By Phoenix D. Bell, MD, MS, Larissa Temple, MD, and Aaron R. Huber, DO
A 75-year-old male with a history of aortic stenosis, hypertension, atrial fibrillation, chronic kidney disease, collagenous colitis, and celiac disease presented with a two-week history of watery diarrhea and several episodes of fecal incontinence.
Given the history of collagenous colitis and recent worsening of diarrhea, the patient underwent a colonoscopy that demonstrated a large polyp involving the hepatic flexure, which involved multiple folds and approximately 50% of the circumference of the large intestine. Biopsies of the polyp revealed a tubular adenoma; however, it was not endoscopically resectable and a right hemicolectomy was performed.

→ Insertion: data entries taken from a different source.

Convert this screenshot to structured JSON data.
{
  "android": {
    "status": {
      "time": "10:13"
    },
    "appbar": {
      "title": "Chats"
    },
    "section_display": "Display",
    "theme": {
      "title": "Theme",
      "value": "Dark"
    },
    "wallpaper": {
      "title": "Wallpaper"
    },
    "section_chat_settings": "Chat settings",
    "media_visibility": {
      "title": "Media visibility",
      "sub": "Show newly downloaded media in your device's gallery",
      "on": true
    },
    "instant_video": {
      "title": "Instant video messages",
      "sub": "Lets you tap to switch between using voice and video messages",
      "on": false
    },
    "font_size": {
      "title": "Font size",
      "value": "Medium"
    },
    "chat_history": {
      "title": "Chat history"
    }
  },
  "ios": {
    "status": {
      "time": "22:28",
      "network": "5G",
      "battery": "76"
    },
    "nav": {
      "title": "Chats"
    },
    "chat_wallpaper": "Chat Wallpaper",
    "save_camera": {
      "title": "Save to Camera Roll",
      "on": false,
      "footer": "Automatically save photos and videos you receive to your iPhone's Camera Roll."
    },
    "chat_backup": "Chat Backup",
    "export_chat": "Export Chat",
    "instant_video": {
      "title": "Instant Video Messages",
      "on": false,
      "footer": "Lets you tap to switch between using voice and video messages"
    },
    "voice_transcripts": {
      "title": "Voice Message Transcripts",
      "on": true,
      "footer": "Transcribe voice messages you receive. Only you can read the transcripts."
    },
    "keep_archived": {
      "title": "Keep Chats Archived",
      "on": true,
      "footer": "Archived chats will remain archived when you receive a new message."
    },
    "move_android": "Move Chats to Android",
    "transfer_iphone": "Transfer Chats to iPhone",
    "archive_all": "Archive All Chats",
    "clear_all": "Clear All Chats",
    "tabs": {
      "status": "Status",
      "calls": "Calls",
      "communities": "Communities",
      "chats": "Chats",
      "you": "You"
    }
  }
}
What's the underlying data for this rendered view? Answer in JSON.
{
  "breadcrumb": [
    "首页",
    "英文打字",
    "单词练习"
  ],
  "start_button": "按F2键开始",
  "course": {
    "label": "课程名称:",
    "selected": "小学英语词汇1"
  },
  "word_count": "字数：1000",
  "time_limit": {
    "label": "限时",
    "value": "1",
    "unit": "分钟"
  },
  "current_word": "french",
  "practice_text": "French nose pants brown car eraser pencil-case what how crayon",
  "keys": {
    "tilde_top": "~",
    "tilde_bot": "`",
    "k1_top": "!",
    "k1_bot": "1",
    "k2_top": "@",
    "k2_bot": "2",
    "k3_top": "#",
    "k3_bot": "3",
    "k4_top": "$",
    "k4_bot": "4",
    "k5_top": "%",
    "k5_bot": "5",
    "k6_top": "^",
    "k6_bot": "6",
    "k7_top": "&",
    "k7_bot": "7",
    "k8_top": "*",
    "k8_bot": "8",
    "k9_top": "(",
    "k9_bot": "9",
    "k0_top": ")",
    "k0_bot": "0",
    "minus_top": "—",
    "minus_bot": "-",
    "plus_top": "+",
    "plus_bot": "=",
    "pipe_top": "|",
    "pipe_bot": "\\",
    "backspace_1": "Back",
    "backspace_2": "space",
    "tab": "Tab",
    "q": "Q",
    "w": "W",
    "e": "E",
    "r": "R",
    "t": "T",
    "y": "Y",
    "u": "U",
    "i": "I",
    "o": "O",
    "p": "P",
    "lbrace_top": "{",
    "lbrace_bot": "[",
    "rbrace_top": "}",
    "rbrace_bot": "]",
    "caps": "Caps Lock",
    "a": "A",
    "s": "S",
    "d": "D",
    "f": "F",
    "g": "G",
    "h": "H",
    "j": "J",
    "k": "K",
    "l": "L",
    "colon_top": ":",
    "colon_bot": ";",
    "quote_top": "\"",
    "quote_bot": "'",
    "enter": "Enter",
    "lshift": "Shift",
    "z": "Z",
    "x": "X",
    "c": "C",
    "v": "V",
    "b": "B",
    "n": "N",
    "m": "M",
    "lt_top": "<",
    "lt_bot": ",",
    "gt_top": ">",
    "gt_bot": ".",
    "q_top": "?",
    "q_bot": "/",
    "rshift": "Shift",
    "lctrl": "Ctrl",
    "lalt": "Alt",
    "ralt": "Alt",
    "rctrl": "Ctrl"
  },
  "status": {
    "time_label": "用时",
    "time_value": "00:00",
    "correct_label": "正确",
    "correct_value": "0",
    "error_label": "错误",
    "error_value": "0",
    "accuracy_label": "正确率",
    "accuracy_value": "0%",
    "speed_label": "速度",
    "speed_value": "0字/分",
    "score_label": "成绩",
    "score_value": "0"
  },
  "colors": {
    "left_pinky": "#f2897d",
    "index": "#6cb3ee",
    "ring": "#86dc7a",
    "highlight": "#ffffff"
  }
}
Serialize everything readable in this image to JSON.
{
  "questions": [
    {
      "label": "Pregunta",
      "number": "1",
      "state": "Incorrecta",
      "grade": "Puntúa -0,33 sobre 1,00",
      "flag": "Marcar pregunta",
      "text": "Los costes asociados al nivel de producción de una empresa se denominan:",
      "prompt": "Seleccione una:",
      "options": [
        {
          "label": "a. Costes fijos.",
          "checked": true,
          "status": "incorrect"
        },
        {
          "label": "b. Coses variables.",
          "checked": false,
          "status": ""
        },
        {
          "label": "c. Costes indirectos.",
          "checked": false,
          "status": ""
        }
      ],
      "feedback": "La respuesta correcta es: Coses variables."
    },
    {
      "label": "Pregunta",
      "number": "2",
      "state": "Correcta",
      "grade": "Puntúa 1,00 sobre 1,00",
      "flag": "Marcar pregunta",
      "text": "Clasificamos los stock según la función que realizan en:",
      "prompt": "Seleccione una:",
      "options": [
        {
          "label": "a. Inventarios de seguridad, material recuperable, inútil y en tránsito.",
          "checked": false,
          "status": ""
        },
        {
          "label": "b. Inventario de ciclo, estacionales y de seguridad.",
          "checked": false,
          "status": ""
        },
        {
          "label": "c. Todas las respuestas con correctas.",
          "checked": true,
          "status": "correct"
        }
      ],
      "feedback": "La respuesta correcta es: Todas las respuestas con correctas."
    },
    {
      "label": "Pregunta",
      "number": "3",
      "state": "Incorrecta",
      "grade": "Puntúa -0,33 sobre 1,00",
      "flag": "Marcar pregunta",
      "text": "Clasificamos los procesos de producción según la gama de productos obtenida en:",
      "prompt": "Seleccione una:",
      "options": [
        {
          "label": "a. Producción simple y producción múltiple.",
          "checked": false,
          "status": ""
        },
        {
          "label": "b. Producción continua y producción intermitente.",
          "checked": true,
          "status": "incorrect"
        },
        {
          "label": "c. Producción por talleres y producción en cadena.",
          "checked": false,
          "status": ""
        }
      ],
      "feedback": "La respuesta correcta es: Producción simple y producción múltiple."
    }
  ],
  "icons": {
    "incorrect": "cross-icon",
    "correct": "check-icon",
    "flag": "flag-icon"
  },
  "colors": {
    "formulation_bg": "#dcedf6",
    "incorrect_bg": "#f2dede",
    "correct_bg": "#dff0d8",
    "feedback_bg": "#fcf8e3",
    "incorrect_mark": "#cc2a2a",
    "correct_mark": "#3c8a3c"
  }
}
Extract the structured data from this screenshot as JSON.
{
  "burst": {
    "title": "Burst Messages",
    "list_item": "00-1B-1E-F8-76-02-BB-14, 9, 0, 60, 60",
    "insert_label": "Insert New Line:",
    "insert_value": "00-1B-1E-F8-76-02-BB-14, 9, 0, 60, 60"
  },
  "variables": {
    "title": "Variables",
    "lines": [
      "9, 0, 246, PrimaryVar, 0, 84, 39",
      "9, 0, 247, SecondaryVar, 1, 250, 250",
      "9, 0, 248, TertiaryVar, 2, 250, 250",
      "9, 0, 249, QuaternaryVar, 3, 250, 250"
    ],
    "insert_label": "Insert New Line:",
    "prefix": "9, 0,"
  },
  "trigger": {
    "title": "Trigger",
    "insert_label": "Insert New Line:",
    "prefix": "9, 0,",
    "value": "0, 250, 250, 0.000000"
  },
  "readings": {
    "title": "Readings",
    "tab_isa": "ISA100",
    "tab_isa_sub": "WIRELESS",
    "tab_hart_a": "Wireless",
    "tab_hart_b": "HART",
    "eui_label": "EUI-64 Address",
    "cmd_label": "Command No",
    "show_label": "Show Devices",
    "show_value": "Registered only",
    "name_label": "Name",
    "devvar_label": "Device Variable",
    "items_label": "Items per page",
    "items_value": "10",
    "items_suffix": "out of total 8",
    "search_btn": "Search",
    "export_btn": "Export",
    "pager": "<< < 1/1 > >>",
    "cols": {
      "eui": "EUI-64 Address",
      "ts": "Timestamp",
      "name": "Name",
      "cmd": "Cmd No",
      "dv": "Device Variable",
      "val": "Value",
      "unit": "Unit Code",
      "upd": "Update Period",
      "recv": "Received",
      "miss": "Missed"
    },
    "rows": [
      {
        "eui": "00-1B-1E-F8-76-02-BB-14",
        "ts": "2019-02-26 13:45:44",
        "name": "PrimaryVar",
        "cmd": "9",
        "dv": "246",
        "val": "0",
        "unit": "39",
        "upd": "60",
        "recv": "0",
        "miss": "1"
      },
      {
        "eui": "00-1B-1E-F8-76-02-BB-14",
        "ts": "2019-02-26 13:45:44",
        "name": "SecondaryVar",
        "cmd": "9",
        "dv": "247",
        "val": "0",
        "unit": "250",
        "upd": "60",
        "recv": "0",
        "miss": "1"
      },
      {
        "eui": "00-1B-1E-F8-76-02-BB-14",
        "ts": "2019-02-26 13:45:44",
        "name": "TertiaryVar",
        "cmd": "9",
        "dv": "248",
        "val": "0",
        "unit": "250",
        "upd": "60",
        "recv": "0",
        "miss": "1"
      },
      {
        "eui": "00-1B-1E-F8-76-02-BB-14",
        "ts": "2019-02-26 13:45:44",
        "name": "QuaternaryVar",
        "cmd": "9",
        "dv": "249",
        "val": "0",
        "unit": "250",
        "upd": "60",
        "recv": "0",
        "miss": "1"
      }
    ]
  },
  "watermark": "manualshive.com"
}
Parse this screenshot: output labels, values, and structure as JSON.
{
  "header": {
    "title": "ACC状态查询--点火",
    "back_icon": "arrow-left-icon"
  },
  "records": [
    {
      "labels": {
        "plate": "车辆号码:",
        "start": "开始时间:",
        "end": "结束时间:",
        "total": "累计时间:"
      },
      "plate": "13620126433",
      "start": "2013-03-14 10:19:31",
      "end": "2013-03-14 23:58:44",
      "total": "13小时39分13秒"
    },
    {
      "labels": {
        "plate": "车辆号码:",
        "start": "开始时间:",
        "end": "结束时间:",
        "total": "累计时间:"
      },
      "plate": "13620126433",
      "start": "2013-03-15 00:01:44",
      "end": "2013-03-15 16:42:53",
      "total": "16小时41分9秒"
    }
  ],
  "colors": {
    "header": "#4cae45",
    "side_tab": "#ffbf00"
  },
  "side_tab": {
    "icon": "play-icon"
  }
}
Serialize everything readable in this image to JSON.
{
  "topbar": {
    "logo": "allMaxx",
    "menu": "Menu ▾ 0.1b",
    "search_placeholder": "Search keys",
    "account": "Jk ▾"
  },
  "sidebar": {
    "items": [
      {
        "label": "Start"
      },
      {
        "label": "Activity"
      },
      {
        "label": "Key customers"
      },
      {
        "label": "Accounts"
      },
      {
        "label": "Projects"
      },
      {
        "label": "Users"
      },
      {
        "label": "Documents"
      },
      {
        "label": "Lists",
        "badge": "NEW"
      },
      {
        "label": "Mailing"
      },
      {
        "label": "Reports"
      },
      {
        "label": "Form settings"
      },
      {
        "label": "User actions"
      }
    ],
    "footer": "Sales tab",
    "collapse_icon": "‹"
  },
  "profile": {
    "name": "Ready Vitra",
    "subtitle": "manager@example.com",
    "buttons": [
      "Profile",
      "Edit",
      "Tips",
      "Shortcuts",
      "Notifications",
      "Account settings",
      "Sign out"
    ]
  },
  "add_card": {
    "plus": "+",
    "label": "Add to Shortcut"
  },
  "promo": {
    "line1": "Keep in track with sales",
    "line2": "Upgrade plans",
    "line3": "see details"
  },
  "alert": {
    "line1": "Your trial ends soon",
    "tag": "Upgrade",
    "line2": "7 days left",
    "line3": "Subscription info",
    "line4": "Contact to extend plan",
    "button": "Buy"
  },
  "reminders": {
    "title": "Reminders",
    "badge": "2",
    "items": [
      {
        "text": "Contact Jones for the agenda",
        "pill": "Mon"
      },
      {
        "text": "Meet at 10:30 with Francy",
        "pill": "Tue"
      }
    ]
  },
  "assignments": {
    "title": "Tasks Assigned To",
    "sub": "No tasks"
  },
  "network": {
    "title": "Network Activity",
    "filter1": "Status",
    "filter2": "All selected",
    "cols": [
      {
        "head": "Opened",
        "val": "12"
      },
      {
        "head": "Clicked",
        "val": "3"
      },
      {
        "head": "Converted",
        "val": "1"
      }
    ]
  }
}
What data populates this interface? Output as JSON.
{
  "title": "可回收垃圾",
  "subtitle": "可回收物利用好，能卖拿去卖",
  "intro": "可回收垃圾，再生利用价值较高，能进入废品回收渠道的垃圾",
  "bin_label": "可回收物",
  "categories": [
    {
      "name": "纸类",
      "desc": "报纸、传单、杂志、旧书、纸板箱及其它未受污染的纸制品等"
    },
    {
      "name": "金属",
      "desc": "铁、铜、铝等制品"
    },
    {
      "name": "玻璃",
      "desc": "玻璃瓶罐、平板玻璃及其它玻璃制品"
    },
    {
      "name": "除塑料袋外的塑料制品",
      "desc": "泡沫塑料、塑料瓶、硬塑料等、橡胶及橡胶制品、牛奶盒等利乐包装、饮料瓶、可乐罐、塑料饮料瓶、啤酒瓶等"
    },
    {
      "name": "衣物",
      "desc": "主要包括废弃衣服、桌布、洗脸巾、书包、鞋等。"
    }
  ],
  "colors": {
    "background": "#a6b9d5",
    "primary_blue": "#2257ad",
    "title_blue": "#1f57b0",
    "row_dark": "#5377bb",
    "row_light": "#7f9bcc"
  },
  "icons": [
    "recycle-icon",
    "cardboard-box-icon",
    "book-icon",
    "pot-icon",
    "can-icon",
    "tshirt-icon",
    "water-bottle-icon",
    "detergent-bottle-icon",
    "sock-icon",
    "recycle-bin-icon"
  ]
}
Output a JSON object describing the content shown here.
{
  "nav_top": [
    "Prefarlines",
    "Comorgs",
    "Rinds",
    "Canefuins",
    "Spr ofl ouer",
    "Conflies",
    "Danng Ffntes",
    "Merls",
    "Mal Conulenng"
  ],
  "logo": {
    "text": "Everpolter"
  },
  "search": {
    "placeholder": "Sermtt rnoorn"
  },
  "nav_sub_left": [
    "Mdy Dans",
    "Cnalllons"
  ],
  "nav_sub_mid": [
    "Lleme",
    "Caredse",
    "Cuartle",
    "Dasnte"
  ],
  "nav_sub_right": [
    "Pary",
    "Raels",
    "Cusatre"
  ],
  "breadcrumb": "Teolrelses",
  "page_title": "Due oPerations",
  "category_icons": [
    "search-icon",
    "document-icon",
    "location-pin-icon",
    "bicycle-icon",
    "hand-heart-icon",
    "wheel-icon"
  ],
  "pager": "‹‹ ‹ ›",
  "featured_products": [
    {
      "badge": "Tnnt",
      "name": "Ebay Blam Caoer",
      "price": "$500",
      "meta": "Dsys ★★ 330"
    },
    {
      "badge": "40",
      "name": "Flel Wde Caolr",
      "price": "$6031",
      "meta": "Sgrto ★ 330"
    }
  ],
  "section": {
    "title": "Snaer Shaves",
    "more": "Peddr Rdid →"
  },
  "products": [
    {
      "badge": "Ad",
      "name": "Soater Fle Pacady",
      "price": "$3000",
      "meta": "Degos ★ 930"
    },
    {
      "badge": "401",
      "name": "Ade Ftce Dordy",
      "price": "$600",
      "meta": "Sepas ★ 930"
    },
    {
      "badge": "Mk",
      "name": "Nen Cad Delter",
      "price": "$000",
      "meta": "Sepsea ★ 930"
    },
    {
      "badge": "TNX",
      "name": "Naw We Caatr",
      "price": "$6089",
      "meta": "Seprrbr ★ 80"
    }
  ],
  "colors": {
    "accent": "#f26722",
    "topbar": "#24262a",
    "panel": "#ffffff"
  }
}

Gross examination showed a 4.7 cm pink-brown bosselated, polypoid sessile lesion involving the colonic mucosa (Figure 1). The polyp was entirely submitted and histologic sections revealed a tubular adenoma with no evidence of high-grade dysplasia or invasive carcinoma (Figure 2). Additional sections showed lymphocytic vascular and perivascular inflammation (Figures 3 & 4) with foci of inflammation containing epithelioid histiocytes and giant cells within the submucosa and subserosa (Figures 5 & 6). Elastic stains confirmed that the lymphocytic infiltrate was surrounding veins (Figures 7 & 8). Other microscopic findings included an increase in colonic and small bowel intraepithelial lymphocytes compatible with microscopic enteritis and colitis.